Many years ago, some parents of children diagnosed with autism decided that their children became autistic because of the MMR vaccine. So, as part of their lawsuit against vaccine manufacturers, they paid a doctor named Andrew Wakefield to fake a study finding a link between vaccines and autism. He did so, subjecting 12 kids (half of whom were part of the lawsuit) to a variety of useless and dangerously invasive tests designed to prove that the MMR vaccine led to gastrointestinal problems that then somehow created autism. No one's ever been able to replicate his results, and he acted unethically in accepting payment from parents and experimenting on his subjects without approval from the ethics board, so the Lancet has finally retracted the paper, some years after it caused a vaccine hysteria that led to outbreaks of measles among children in London.
But this won't change anything. One discredited study "proved" the link, and that's all crazy people need to hear. You can go ahead and conduct all the additional studies you want proving that MMR is safe, but it's too late. That's not how misinformation works. If you could correct misinformation once it's been set loose, more than 42% of Republicans would believe Barack Obama was born in the United States.
Do you know how Arianna's conspiracy-mongering Huffington Post greeted the news of the retraction of the only supposed evidence of their favorite medical fairy story? By calling the retraction "censorship" and announcing that "we need a thousand doctors like Andrew Wakefield." We have a feeling this won't have any effect on Oprah's decision to give noted attempted murderer Jenny McCarthy her own talk show.
Wakefield runs a clinic in Austin now, where he has a cult-like band of followers. The parents of autistic children who subscribe to his bullshit subject their children to quackery like chelation, a treatment for heavy metal poisoning treatment that has actually killed kids.
And everyone who promotes Jenny McCarthy and Jim Carrey's unscientific ramblings, from Larry King to Arianna to Oprah, is complicit in that death and the deaths of kids across the developed world from measles, which is coming back not just in England but in the fashionable parts of California as well.
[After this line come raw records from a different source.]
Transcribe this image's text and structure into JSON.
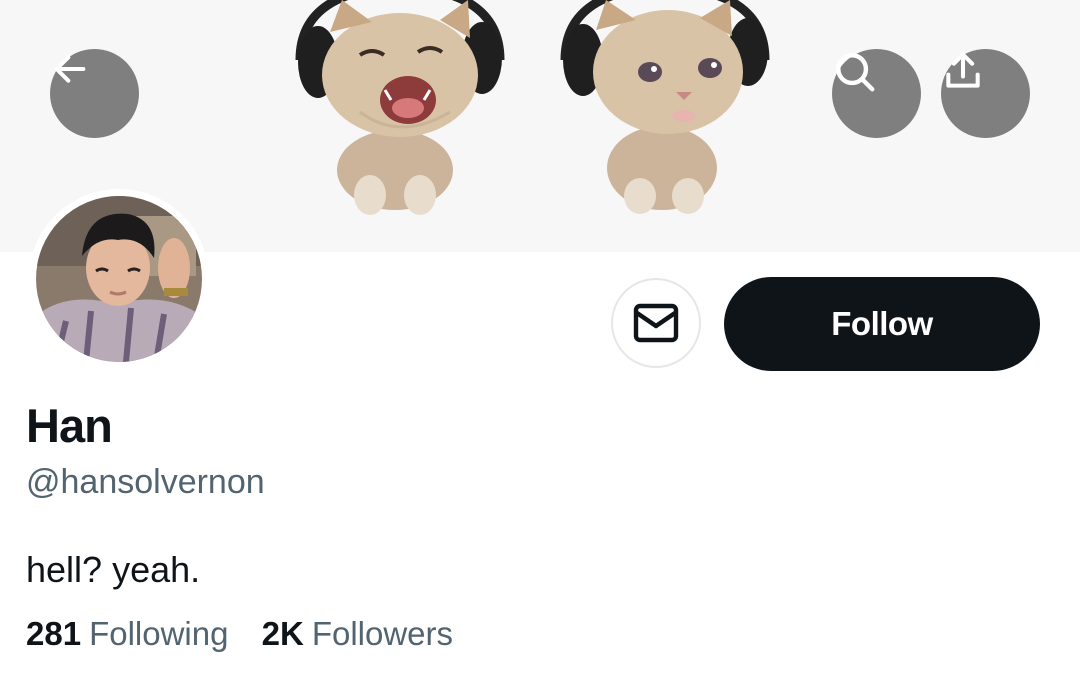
{
  "header": {
    "back_icon": "arrow-left-icon",
    "search_icon": "search-icon",
    "share_icon": "share-upload-icon"
  },
  "banner": {
    "description_icon": "kittens-with-headphones"
  },
  "profile": {
    "display_name": "Han",
    "handle": "@hansolvernon",
    "bio": "hell? yeah.",
    "following_count": "281",
    "following_label": "Following",
    "followers_count": "2K",
    "followers_label": "Followers"
  },
  "actions": {
    "message_icon": "mail-icon",
    "follow_label": "Follow"
  },
  "colors": {
    "text_primary": "#0f1419",
    "text_secondary": "#536471",
    "follow_button_bg": "#0f1419",
    "banner_bg": "#f7f7f8"
  }
}
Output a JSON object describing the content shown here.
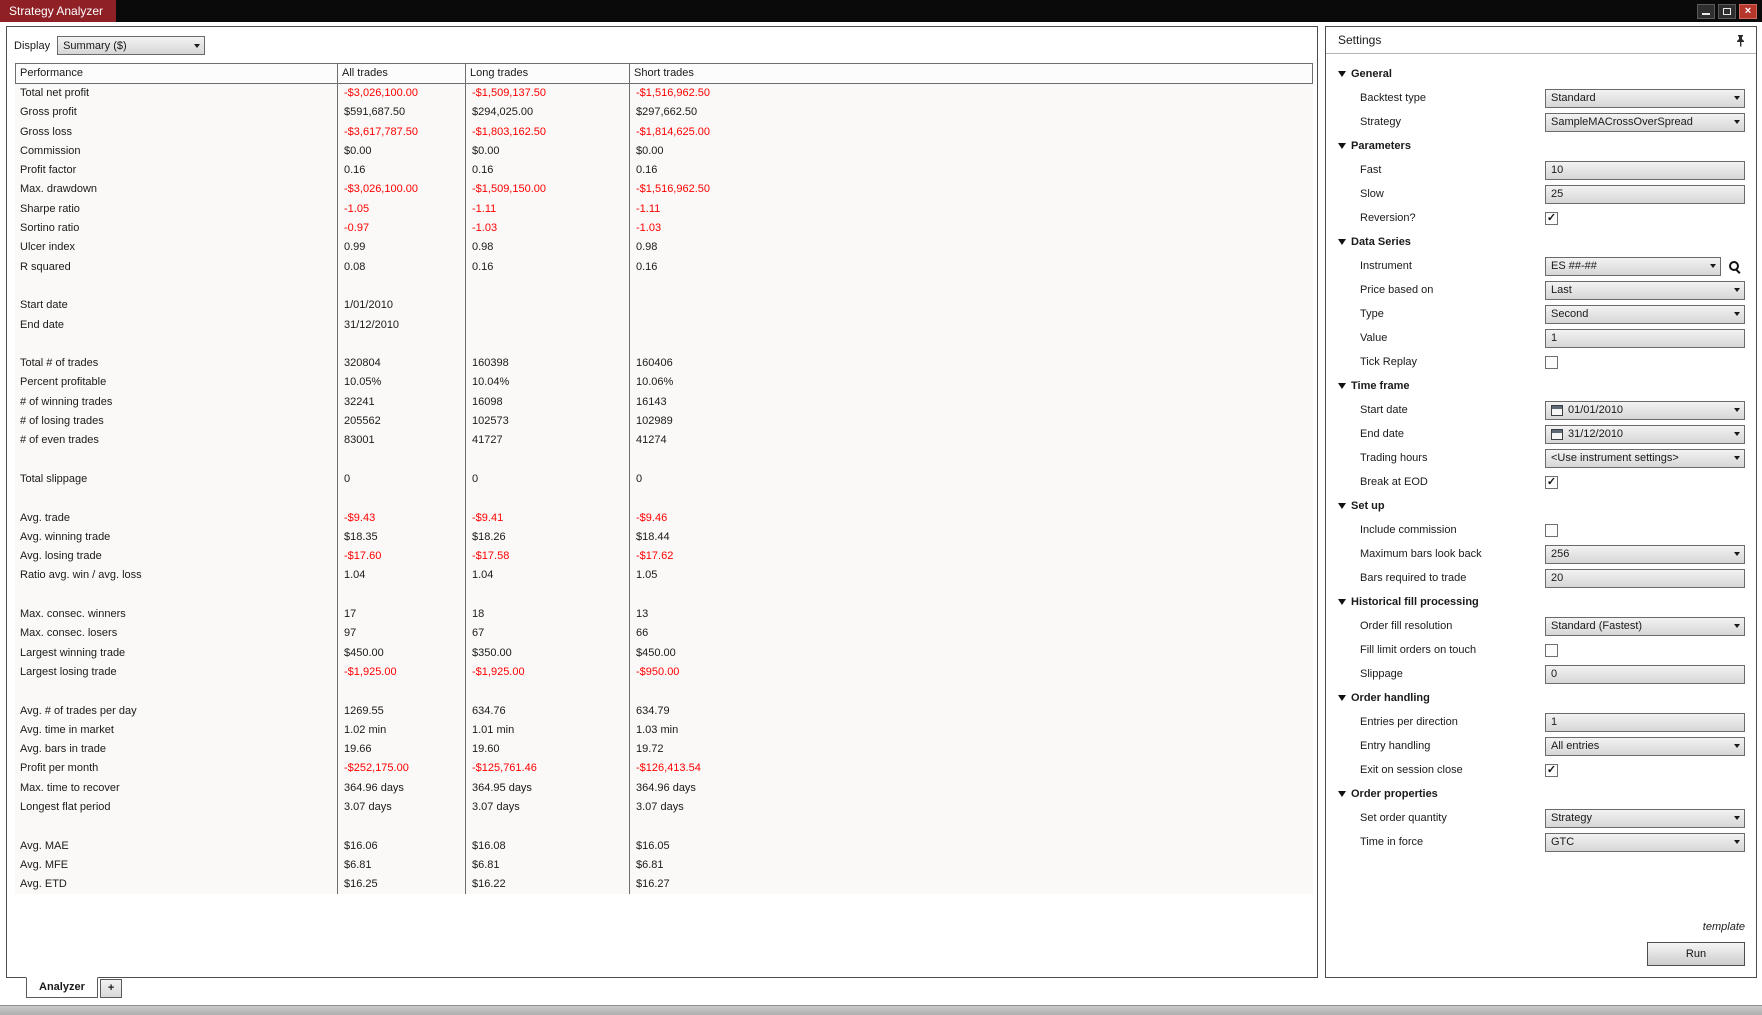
{
  "window": {
    "title": "Strategy Analyzer"
  },
  "icons": {
    "minimize": "minimize-bar",
    "maximize": "square-outline",
    "close": "×",
    "pin": "pushpin",
    "dropdown_arrow": "triangle-down",
    "section_expanded": "triangle-down",
    "checkbox_check": "✓",
    "instrument_search": "magnifier",
    "date_picker": "calendar"
  },
  "colors": {
    "negative_value": "#ff0000",
    "titlebar": "#0a0a0a",
    "brand_tab": "#8e2026",
    "close_button": "#b5372c"
  },
  "toolbar": {
    "display_label": "Display",
    "display_value": "Summary ($)"
  },
  "report": {
    "columns": [
      "Performance",
      "All trades",
      "Long trades",
      "Short trades"
    ],
    "rows": [
      [
        "Total net profit",
        "-$3,026,100.00",
        "-$1,509,137.50",
        "-$1,516,962.50"
      ],
      [
        "Gross profit",
        "$591,687.50",
        "$294,025.00",
        "$297,662.50"
      ],
      [
        "Gross loss",
        "-$3,617,787.50",
        "-$1,803,162.50",
        "-$1,814,625.00"
      ],
      [
        "Commission",
        "$0.00",
        "$0.00",
        "$0.00"
      ],
      [
        "Profit factor",
        "0.16",
        "0.16",
        "0.16"
      ],
      [
        "Max. drawdown",
        "-$3,026,100.00",
        "-$1,509,150.00",
        "-$1,516,962.50"
      ],
      [
        "Sharpe ratio",
        "-1.05",
        "-1.11",
        "-1.11"
      ],
      [
        "Sortino ratio",
        "-0.97",
        "-1.03",
        "-1.03"
      ],
      [
        "Ulcer index",
        "0.99",
        "0.98",
        "0.98"
      ],
      [
        "R squared",
        "0.08",
        "0.16",
        "0.16"
      ],
      [
        "",
        "",
        "",
        ""
      ],
      [
        "Start date",
        "1/01/2010",
        "",
        ""
      ],
      [
        "End date",
        "31/12/2010",
        "",
        ""
      ],
      [
        "",
        "",
        "",
        ""
      ],
      [
        "Total # of trades",
        "320804",
        "160398",
        "160406"
      ],
      [
        "Percent profitable",
        "10.05%",
        "10.04%",
        "10.06%"
      ],
      [
        "# of winning trades",
        "32241",
        "16098",
        "16143"
      ],
      [
        "# of losing trades",
        "205562",
        "102573",
        "102989"
      ],
      [
        "# of even trades",
        "83001",
        "41727",
        "41274"
      ],
      [
        "",
        "",
        "",
        ""
      ],
      [
        "Total slippage",
        "0",
        "0",
        "0"
      ],
      [
        "",
        "",
        "",
        ""
      ],
      [
        "Avg. trade",
        "-$9.43",
        "-$9.41",
        "-$9.46"
      ],
      [
        "Avg. winning trade",
        "$18.35",
        "$18.26",
        "$18.44"
      ],
      [
        "Avg. losing trade",
        "-$17.60",
        "-$17.58",
        "-$17.62"
      ],
      [
        "Ratio avg. win / avg. loss",
        "1.04",
        "1.04",
        "1.05"
      ],
      [
        "",
        "",
        "",
        ""
      ],
      [
        "Max. consec. winners",
        "17",
        "18",
        "13"
      ],
      [
        "Max. consec. losers",
        "97",
        "67",
        "66"
      ],
      [
        "Largest winning trade",
        "$450.00",
        "$350.00",
        "$450.00"
      ],
      [
        "Largest losing trade",
        "-$1,925.00",
        "-$1,925.00",
        "-$950.00"
      ],
      [
        "",
        "",
        "",
        ""
      ],
      [
        "Avg. # of trades per day",
        "1269.55",
        "634.76",
        "634.79"
      ],
      [
        "Avg. time in market",
        "1.02 min",
        "1.01 min",
        "1.03 min"
      ],
      [
        "Avg. bars in trade",
        "19.66",
        "19.60",
        "19.72"
      ],
      [
        "Profit per month",
        "-$252,175.00",
        "-$125,761.46",
        "-$126,413.54"
      ],
      [
        "Max. time to recover",
        "364.96 days",
        "364.95 days",
        "364.96 days"
      ],
      [
        "Longest flat period",
        "3.07 days",
        "3.07 days",
        "3.07 days"
      ],
      [
        "",
        "",
        "",
        ""
      ],
      [
        "Avg. MAE",
        "$16.06",
        "$16.08",
        "$16.05"
      ],
      [
        "Avg. MFE",
        "$6.81",
        "$6.81",
        "$6.81"
      ],
      [
        "Avg. ETD",
        "$16.25",
        "$16.22",
        "$16.27"
      ]
    ]
  },
  "settings": {
    "title": "Settings",
    "template_label": "template",
    "run_label": "Run",
    "sections": [
      {
        "label": "General",
        "items": [
          {
            "label": "Backtest type",
            "control": "select",
            "value": "Standard"
          },
          {
            "label": "Strategy",
            "control": "select",
            "value": "SampleMACrossOverSpread"
          }
        ]
      },
      {
        "label": "Parameters",
        "items": [
          {
            "label": "Fast",
            "control": "input",
            "value": "10"
          },
          {
            "label": "Slow",
            "control": "input",
            "value": "25"
          },
          {
            "label": "Reversion?",
            "control": "checkbox",
            "value": "checked"
          }
        ]
      },
      {
        "label": "Data Series",
        "items": [
          {
            "label": "Instrument",
            "control": "select-search",
            "value": "ES ##-##"
          },
          {
            "label": "Price based on",
            "control": "select",
            "value": "Last"
          },
          {
            "label": "Type",
            "control": "select",
            "value": "Second"
          },
          {
            "label": "Value",
            "control": "input",
            "value": "1"
          },
          {
            "label": "Tick Replay",
            "control": "checkbox",
            "value": "unchecked"
          }
        ]
      },
      {
        "label": "Time frame",
        "items": [
          {
            "label": "Start date",
            "control": "date",
            "value": "01/01/2010"
          },
          {
            "label": "End date",
            "control": "date",
            "value": "31/12/2010"
          },
          {
            "label": "Trading hours",
            "control": "select",
            "value": "<Use instrument settings>"
          },
          {
            "label": "Break at EOD",
            "control": "checkbox",
            "value": "checked"
          }
        ]
      },
      {
        "label": "Set up",
        "items": [
          {
            "label": "Include commission",
            "control": "checkbox",
            "value": "unchecked"
          },
          {
            "label": "Maximum bars look back",
            "control": "select",
            "value": "256"
          },
          {
            "label": "Bars required to trade",
            "control": "input",
            "value": "20"
          }
        ]
      },
      {
        "label": "Historical fill processing",
        "items": [
          {
            "label": "Order fill resolution",
            "control": "select",
            "value": "Standard (Fastest)"
          },
          {
            "label": "Fill limit orders on touch",
            "control": "checkbox",
            "value": "unchecked"
          },
          {
            "label": "Slippage",
            "control": "input",
            "value": "0"
          }
        ]
      },
      {
        "label": "Order handling",
        "items": [
          {
            "label": "Entries per direction",
            "control": "input",
            "value": "1"
          },
          {
            "label": "Entry handling",
            "control": "select",
            "value": "All entries"
          },
          {
            "label": "Exit on session close",
            "control": "checkbox",
            "value": "checked"
          }
        ]
      },
      {
        "label": "Order properties",
        "items": [
          {
            "label": "Set order quantity",
            "control": "select",
            "value": "Strategy"
          },
          {
            "label": "Time in force",
            "control": "select",
            "value": "GTC"
          }
        ]
      }
    ]
  },
  "tabs": {
    "analyzer_label": "Analyzer",
    "add_label": "+"
  }
}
It's a nice reminder than political conservatives don't hold a monopoly on anti-science groupthink.